Today’s embedded systems don’t have enough security to cope with partially successful malware attacks, and it’s hardly likely the world will be bug-free any time soon. REMPLEX’s product D-Fence is a highly secure hypervisor-based platform for communication and automation applications which systematically reduces the attack surface and denies malware across the vulnerable parts of a system. Its first project was to create two different phones in one physical device.


Industrial Control Systems (ICS) manage our physical world, whether its controlling energy units, subways or modern factories. There are an increasing number of new and stronger mandatory regulations for ICS from the automation world, and Sentryo ICS CyberVision protects against cyber risks by building a dynamic inventory and automatic map of all the components of a system to improve prevention, as well as monitoring a network continuously and detecting intrusions and abnormal behaviour.


Swafety is a cloud-based software testing platform based on symbolic execution, which can effectively detect a wide range of subtle errors and security vulnerabilities. The system sits in the cloud, and whenever there are changes to a code, it is comprehensively tested and the results presented to developers in a way they are familiar with.


With the pitches over, the jury made their way to the judging room to come up with a decision, while Davide Sola of the ESCP Business School delivered a keynote. Soon they were back, however, and named CHINO as the overall winner, with Cleafy second and Sentryo third.

Jovan Stevovic, CEO of CHINO, told Silicon Allee: “I think they [the jury] realised there is a problem in the market, [and so] there is a huge opportunity here. Even though the idea is quite simple, it’s effective.”

He added: “We will make good use of all the resources [that come with winning] because we are early stage. Especially the coaching on the business side, because we are technicians, and we have only just started out.”

His namesake Jovan Golic, Cyber-Security Action Line Leader at EIT ICT Labs, said: “[The winners] bring about new and real business ideas and new entrepreneurial spirit, and with such efforts, together with our network of business developers, we could possibly – it’s not easy in cyber-security and privacy – make a difference on the European market.”

And as for CHINO, he added: “There are many apps around that do not comply with regulations so this is a very important area, and it’s a very practical solution.”

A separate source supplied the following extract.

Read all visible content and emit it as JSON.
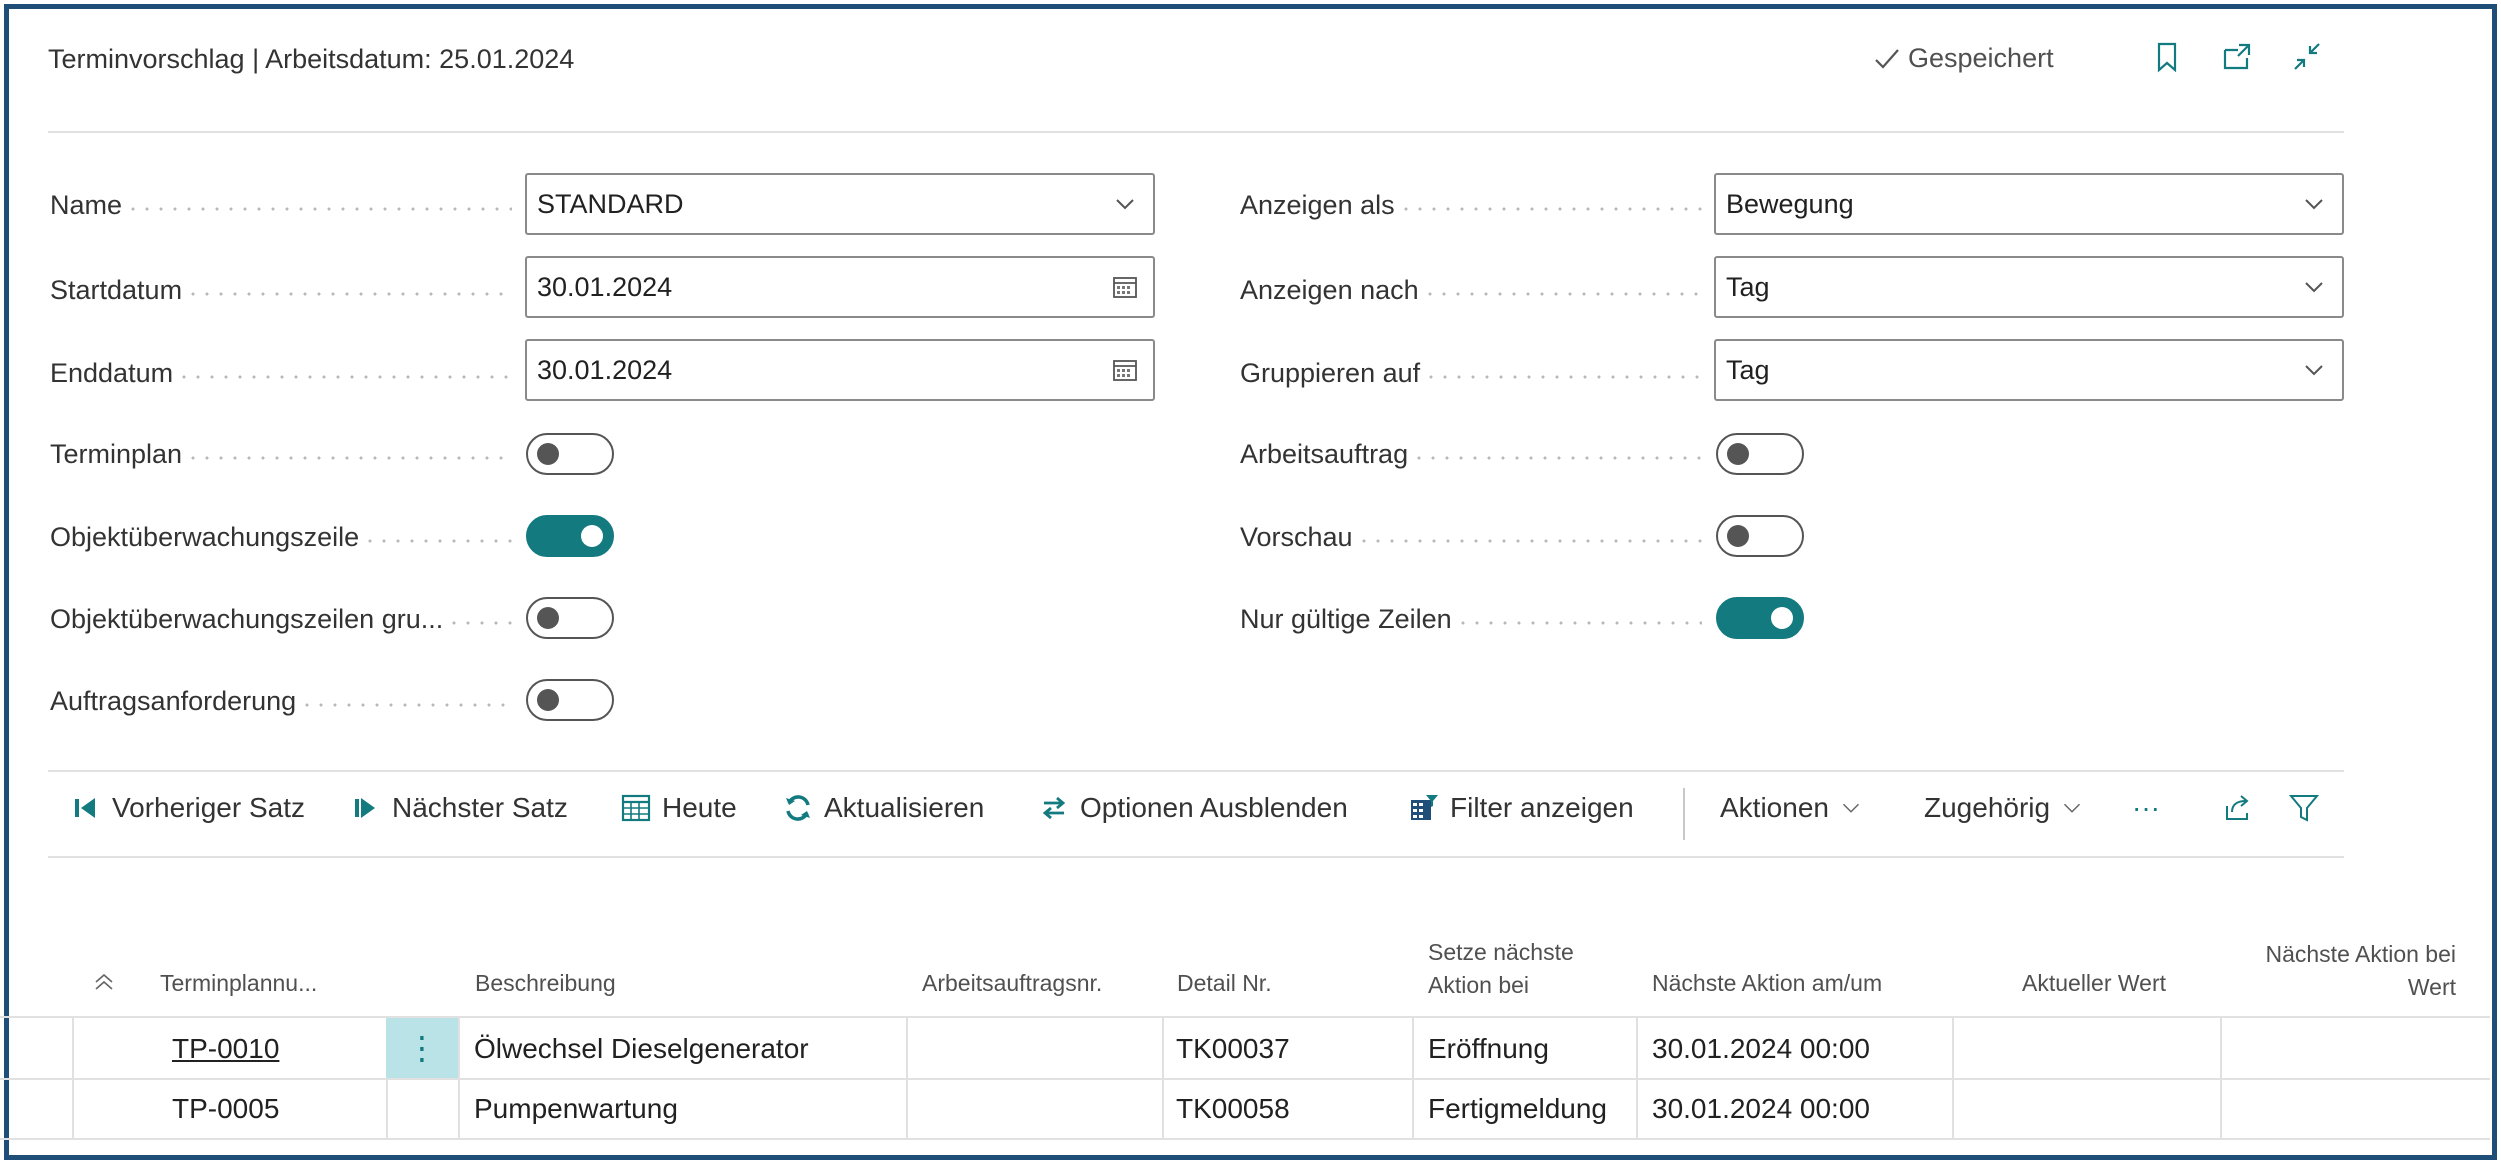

With that it was off to conduct more vital research into the local wine and cuisine together with all the participants.

With seven finals done and dusted, there is only one more to go – urban life and mobility in London on November 20.